Socioeconomic status largely explains the lower adoption of active surveillance or watchful waiting (AS/WW) by black men with low-risk prostate cancer (PCa), but other factors come into play as well.

Of 50,302 patients in the Surveillance, Epidemiology, and End Results Prostate with Watchful Waiting Database, 7517 (14.9%) were black and 42,785 (85.1%) were nonblack. From 2010 to 2015, use of radical prostatectomy and definitive radiation therapy significantly declined from 41.4% and 46.0% to 28.8% and 34.8%, respectively, among black men and from 48.5% and 36.7% to 31.8% and 24.9%, respectively, among nonblack men.

Meanwhile, AS/WW rates nearly tripled, but the increase was significantly smaller for black patients, Brandon A. Mahal, MD, of the Harvard Radiation Oncology Program in Boston, and colleagues reported in a letter in the New England Journal of Medicine. Over the 5-year period, receipt of AS/WW significantly increased from 12.6% to 36.4% among black men and from 14.8% to 43.3% among nonblack men.
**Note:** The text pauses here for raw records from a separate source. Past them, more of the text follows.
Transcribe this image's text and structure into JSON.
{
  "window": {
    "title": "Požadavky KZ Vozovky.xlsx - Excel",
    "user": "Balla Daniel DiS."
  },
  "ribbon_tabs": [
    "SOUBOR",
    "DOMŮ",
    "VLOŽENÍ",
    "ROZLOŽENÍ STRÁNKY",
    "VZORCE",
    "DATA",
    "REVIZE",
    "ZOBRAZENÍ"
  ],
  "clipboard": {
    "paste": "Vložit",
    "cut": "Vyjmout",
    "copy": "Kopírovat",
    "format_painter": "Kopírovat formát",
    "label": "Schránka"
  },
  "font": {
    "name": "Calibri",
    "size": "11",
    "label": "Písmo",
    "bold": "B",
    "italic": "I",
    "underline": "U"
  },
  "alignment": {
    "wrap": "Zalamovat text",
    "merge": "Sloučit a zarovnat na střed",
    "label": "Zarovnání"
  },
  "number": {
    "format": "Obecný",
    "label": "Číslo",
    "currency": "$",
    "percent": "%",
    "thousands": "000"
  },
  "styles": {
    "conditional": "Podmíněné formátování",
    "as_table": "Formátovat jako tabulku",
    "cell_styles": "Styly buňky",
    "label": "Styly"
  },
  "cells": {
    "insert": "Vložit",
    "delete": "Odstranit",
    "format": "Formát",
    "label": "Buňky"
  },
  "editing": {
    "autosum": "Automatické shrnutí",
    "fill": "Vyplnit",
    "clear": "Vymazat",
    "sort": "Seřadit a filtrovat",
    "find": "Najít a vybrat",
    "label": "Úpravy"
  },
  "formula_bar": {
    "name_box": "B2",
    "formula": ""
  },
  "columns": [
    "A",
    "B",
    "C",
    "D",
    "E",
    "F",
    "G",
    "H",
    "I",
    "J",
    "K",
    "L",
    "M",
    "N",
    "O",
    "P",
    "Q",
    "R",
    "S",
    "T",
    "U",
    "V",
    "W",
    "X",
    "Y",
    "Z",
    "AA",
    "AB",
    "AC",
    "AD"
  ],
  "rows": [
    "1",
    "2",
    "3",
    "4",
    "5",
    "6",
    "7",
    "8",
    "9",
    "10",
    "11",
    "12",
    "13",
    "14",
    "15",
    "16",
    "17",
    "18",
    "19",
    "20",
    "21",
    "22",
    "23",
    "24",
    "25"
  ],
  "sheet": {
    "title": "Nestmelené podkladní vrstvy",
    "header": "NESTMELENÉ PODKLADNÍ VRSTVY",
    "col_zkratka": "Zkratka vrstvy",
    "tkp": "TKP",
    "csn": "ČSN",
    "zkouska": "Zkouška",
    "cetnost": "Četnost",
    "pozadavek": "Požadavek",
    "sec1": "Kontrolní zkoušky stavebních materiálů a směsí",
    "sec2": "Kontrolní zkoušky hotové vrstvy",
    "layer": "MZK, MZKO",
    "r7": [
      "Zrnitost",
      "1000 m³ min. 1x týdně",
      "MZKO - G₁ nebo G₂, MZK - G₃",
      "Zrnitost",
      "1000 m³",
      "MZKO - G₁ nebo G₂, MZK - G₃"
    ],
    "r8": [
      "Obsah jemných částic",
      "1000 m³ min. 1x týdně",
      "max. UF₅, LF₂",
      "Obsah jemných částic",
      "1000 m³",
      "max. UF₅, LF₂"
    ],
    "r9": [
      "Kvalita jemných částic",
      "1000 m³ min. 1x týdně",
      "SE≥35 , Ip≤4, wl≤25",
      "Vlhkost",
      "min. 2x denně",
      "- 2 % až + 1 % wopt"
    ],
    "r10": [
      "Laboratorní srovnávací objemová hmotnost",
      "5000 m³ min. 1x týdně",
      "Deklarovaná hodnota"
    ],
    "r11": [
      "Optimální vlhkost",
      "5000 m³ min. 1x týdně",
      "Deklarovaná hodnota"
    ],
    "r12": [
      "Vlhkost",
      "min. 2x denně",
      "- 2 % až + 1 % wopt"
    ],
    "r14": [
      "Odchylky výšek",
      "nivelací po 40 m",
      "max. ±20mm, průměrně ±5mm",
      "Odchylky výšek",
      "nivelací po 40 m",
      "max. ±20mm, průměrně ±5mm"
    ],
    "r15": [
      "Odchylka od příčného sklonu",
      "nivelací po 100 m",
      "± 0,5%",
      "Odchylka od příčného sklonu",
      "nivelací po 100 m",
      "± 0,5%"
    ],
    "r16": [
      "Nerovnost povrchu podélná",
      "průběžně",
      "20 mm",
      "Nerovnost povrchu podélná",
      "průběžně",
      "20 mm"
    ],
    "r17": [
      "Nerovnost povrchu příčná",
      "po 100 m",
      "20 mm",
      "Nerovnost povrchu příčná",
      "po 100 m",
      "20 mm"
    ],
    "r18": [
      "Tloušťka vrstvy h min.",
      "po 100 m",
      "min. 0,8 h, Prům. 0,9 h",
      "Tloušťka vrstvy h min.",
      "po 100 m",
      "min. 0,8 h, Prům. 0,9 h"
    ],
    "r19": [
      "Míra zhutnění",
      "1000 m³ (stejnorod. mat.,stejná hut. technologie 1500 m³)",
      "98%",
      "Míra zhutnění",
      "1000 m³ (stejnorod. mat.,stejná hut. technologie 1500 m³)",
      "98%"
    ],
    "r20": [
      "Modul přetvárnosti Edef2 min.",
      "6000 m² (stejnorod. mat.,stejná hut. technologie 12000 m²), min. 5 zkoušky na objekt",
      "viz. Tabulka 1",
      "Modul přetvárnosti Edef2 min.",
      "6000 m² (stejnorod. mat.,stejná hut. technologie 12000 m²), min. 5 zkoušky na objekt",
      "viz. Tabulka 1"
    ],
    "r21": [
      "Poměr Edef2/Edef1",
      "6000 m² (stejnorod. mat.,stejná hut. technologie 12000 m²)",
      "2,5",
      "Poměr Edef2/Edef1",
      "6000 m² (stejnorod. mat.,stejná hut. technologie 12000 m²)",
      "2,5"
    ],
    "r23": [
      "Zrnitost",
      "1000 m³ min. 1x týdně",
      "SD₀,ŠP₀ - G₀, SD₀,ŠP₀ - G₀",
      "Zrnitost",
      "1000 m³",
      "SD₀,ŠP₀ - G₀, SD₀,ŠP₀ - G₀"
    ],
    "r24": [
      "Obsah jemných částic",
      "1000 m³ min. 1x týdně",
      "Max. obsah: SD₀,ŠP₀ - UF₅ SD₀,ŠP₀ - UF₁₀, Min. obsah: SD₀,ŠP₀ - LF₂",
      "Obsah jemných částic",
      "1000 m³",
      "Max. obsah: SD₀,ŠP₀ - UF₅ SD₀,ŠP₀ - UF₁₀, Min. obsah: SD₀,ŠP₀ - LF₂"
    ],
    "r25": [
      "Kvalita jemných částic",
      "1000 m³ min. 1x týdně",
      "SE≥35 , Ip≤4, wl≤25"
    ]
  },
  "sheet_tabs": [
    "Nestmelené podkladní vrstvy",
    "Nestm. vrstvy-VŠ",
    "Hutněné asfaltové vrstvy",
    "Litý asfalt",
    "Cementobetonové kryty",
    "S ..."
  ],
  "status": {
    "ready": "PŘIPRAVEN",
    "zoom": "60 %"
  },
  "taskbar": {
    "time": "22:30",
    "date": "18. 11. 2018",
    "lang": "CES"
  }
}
In unadjusted analyses, black men were 7% less likely to receive AS/WW. But this disparity diminished and was no longer significant after adjustment for socioeconomic and insurance status. After multivariable adjustment, the odds of AS/WW for black men vs nonblack men for the years 2010 through 2015 were 1.06, 1.24, 0.97, 1.01, 0.92, and 0.84.

“Still, black men were less likely than nonblack men to receive active surveillance or watchful waiting by 2015, even after adjustment for socioeconomic status — a finding that suggests a possible lower relative uptake of active surveillance or watchful waiting over time for black men,” Dr Mahal and colleagues wrote.

References

Butler S, Muralidhar V, Chavez J, et al. Active surveillance for low-risk prostate cancer in black patients. N Engl J Med 2019;380:2070-2072. Published online May 22, 2019. doi:10.1056/NEJMc1900333

Black men less likely than nonblack patients to adopt active surveillance for low-risk prostate cancer (news release). Dana-Farber Research Institute; May 22, 2019.